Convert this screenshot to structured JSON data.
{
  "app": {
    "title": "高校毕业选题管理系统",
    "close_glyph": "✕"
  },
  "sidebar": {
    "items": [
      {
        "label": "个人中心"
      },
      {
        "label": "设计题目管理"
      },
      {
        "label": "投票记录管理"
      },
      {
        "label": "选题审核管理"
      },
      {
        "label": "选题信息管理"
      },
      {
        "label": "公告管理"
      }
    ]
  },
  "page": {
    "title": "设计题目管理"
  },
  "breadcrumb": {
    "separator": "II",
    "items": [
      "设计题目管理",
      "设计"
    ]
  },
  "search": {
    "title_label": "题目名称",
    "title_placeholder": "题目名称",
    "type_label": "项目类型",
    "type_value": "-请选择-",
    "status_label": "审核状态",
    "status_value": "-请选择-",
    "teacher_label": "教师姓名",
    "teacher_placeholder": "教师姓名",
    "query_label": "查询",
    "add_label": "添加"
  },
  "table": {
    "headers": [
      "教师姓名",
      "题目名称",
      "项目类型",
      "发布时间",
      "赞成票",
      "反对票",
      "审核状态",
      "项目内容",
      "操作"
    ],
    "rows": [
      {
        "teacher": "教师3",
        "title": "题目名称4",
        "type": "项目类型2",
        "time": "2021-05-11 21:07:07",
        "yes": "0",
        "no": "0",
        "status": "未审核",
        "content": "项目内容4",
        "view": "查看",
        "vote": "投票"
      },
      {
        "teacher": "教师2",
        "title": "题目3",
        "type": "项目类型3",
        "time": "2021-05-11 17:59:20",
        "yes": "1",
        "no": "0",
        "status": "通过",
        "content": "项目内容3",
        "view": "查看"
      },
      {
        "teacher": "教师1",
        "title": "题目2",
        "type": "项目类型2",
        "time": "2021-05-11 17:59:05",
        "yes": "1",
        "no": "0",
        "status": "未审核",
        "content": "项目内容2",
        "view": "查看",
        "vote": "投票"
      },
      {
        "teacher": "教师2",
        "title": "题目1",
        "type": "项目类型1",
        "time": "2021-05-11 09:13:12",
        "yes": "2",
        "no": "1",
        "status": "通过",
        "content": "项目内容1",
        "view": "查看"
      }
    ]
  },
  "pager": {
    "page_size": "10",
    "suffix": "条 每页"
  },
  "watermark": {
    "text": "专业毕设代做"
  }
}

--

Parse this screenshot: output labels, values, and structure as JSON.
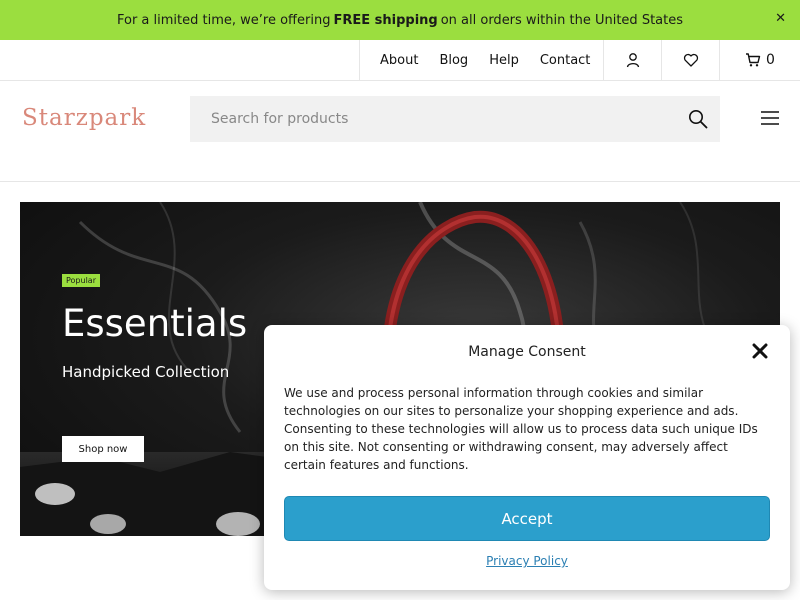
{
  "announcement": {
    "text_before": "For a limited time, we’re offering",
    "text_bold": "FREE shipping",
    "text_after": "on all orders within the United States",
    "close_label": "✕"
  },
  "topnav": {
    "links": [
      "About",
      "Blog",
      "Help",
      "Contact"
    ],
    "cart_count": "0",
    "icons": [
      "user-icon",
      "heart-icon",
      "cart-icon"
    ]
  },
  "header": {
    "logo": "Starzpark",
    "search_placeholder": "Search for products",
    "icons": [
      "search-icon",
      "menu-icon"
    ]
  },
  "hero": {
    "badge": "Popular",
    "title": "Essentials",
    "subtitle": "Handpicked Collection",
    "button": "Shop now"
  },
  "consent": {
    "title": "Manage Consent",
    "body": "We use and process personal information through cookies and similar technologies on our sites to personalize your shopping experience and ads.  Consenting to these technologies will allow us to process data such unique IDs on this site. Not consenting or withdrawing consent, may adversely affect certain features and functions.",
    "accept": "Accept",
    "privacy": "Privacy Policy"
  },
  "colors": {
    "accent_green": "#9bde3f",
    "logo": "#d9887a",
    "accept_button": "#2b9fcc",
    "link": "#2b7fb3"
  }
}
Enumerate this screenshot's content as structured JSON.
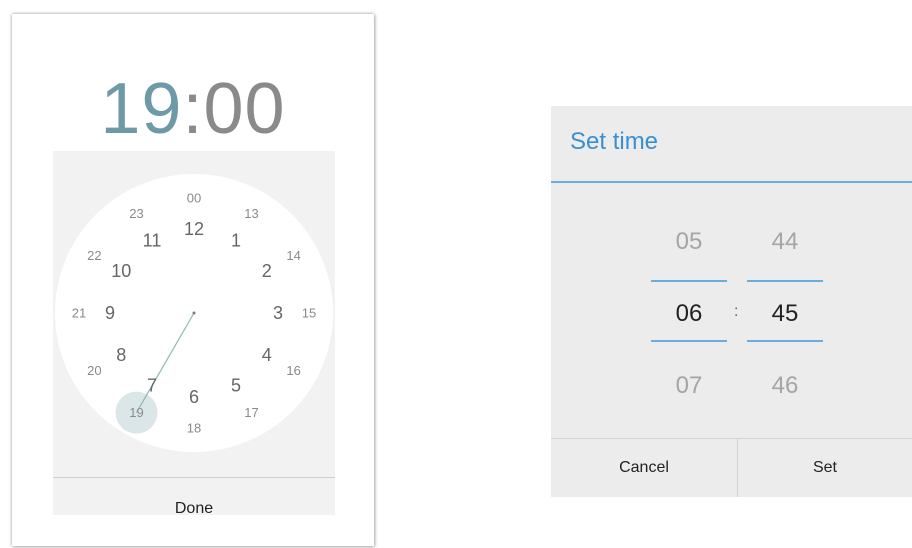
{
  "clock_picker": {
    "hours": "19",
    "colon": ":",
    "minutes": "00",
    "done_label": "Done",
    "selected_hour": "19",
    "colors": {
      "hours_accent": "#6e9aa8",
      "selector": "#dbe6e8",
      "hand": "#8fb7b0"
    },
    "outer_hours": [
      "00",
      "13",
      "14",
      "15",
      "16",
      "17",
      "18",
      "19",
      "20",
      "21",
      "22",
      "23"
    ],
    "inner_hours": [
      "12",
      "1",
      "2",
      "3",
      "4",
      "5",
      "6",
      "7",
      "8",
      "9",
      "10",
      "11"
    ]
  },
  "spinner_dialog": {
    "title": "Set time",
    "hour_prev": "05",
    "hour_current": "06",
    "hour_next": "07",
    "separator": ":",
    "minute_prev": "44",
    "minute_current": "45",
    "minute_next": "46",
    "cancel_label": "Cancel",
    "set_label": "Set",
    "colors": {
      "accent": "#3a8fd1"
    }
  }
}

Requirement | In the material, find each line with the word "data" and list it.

Expected answer |
Convert this screenshot to structured JSON data.
    "body": "We use and process personal information through cookies and similar technologies on our sites to personalize your shopping experience and ads.  Consenting to these technologies will allow us to process data such unique IDs on this site. Not consenting or withdrawing consent, may adversely affect certain features and functions.",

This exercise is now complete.